Task data >>
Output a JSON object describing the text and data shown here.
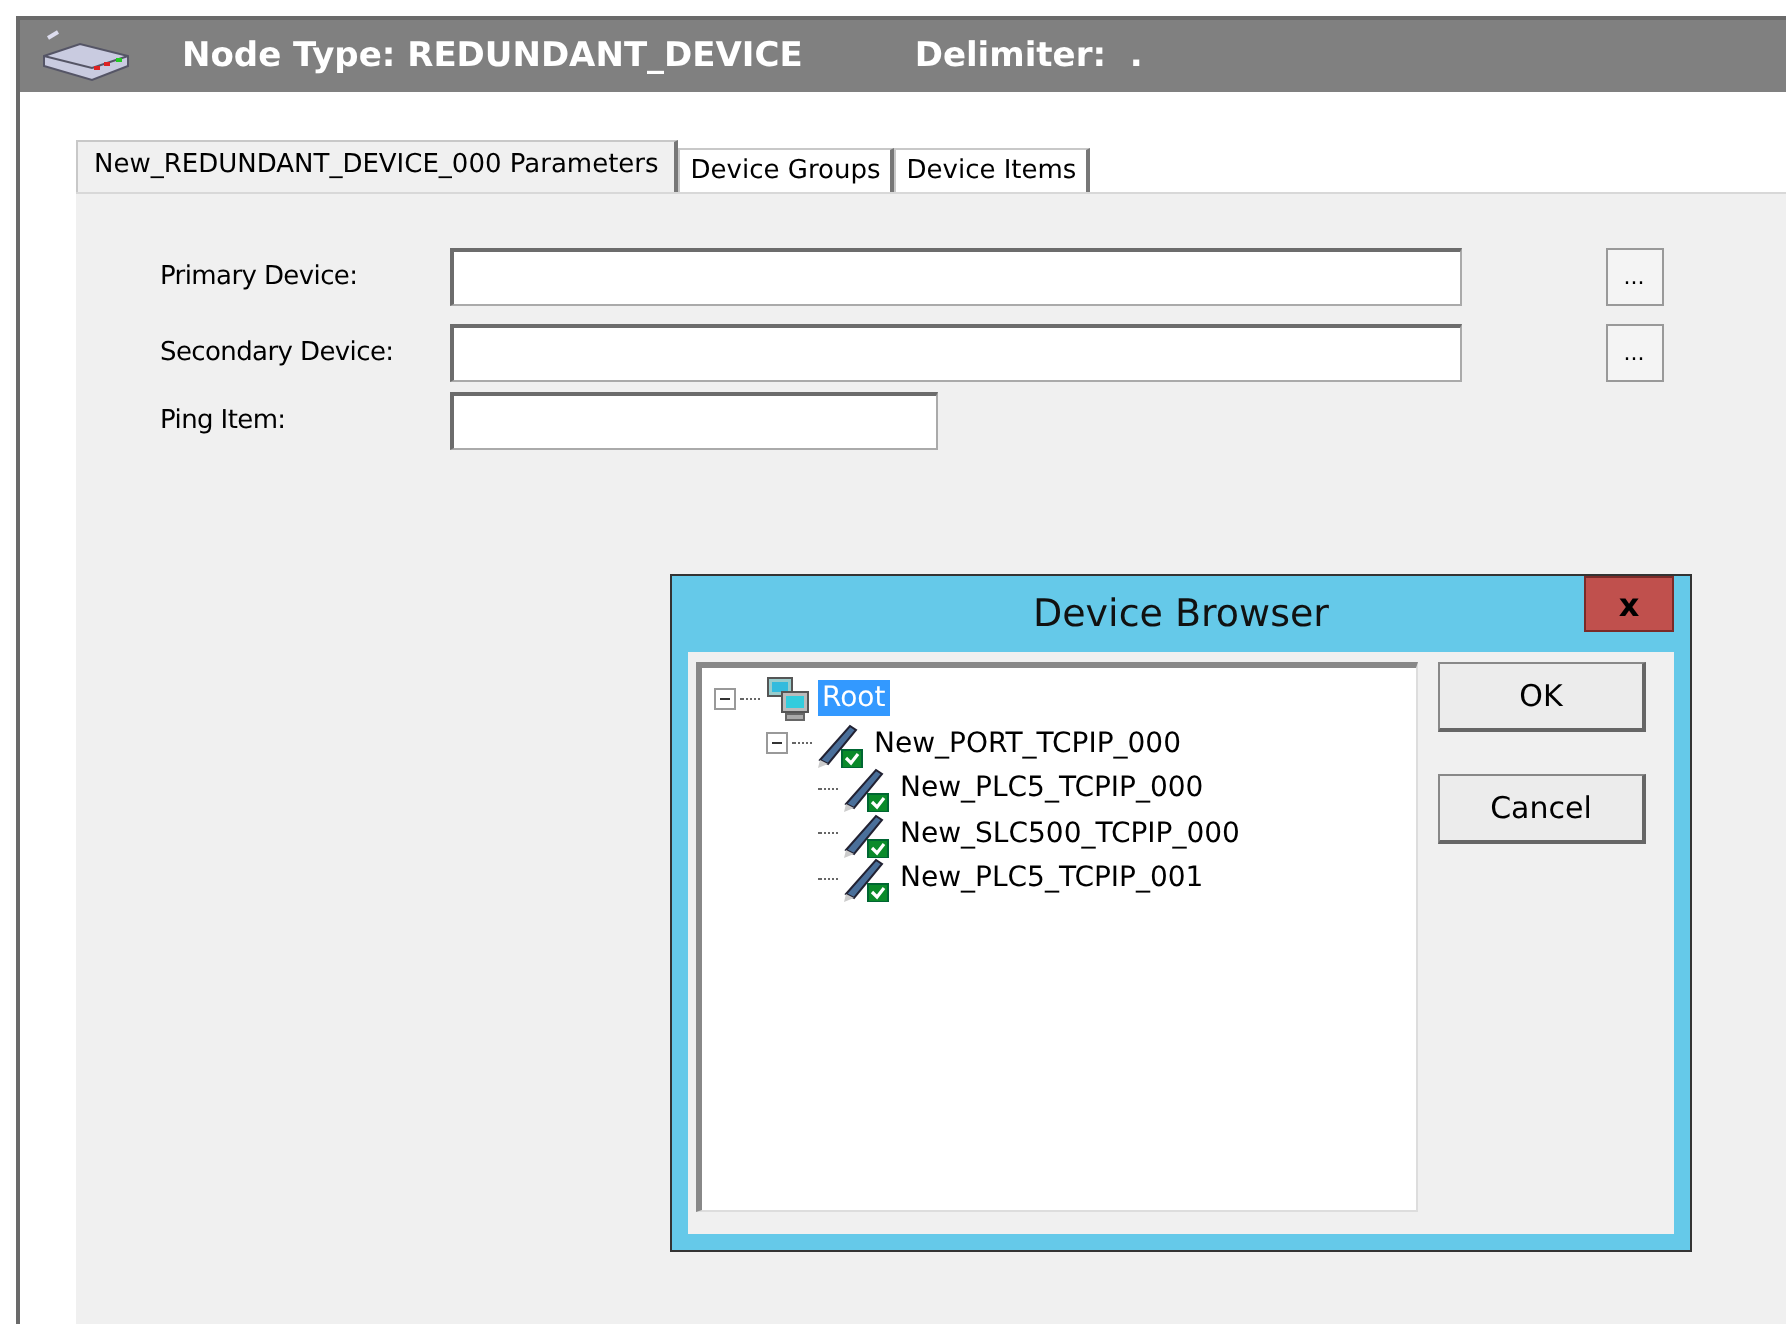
{
  "header": {
    "node_type": "Node Type: REDUNDANT_DEVICE",
    "delimiter": "Delimiter:  ."
  },
  "tabs": [
    {
      "label": "New_REDUNDANT_DEVICE_000 Parameters",
      "selected": true
    },
    {
      "label": "Device Groups",
      "selected": false
    },
    {
      "label": "Device Items",
      "selected": false
    }
  ],
  "fields": [
    {
      "label": "Primary Device:",
      "browse": "..."
    },
    {
      "label": "Secondary Device:",
      "browse": "..."
    },
    {
      "label": "Ping Item:"
    }
  ],
  "dialog": {
    "title": "Device Browser",
    "close": "x",
    "tree": [
      {
        "label": "Root",
        "kind": "root",
        "selected": true,
        "expanded": true,
        "children": [
          {
            "label": "New_PORT_TCPIP_000",
            "kind": "device",
            "selected": false,
            "expanded": true,
            "children": [
              {
                "label": "New_PLC5_TCPIP_000",
                "kind": "device",
                "selected": false
              },
              {
                "label": "New_SLC500_TCPIP_000",
                "kind": "device",
                "selected": false
              },
              {
                "label": "New_PLC5_TCPIP_001",
                "kind": "device",
                "selected": false
              }
            ]
          }
        ]
      }
    ],
    "buttons": [
      "OK",
      "Cancel"
    ]
  }
}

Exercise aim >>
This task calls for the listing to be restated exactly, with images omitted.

Result for this task >>
Output a JSON object describing the text and data shown here.
{
  "header": {
    "node_type": "Node Type: REDUNDANT_DEVICE",
    "delimiter": "Delimiter:  ."
  },
  "tabs": [
    {
      "label": "New_REDUNDANT_DEVICE_000 Parameters",
      "selected": true
    },
    {
      "label": "Device Groups",
      "selected": false
    },
    {
      "label": "Device Items",
      "selected": false
    }
  ],
  "fields": [
    {
      "label": "Primary Device:",
      "browse": "..."
    },
    {
      "label": "Secondary Device:",
      "browse": "..."
    },
    {
      "label": "Ping Item:"
    }
  ],
  "dialog": {
    "title": "Device Browser",
    "close": "x",
    "tree": [
      {
        "label": "Root",
        "kind": "root",
        "selected": true,
        "expanded": true,
        "children": [
          {
            "label": "New_PORT_TCPIP_000",
            "kind": "device",
            "selected": false,
            "expanded": true,
            "children": [
              {
                "label": "New_PLC5_TCPIP_000",
                "kind": "device",
                "selected": false
              },
              {
                "label": "New_SLC500_TCPIP_000",
                "kind": "device",
                "selected": false
              },
              {
                "label": "New_PLC5_TCPIP_001",
                "kind": "device",
                "selected": false
              }
            ]
          }
        ]
      }
    ],
    "buttons": [
      "OK",
      "Cancel"
    ]
  }
}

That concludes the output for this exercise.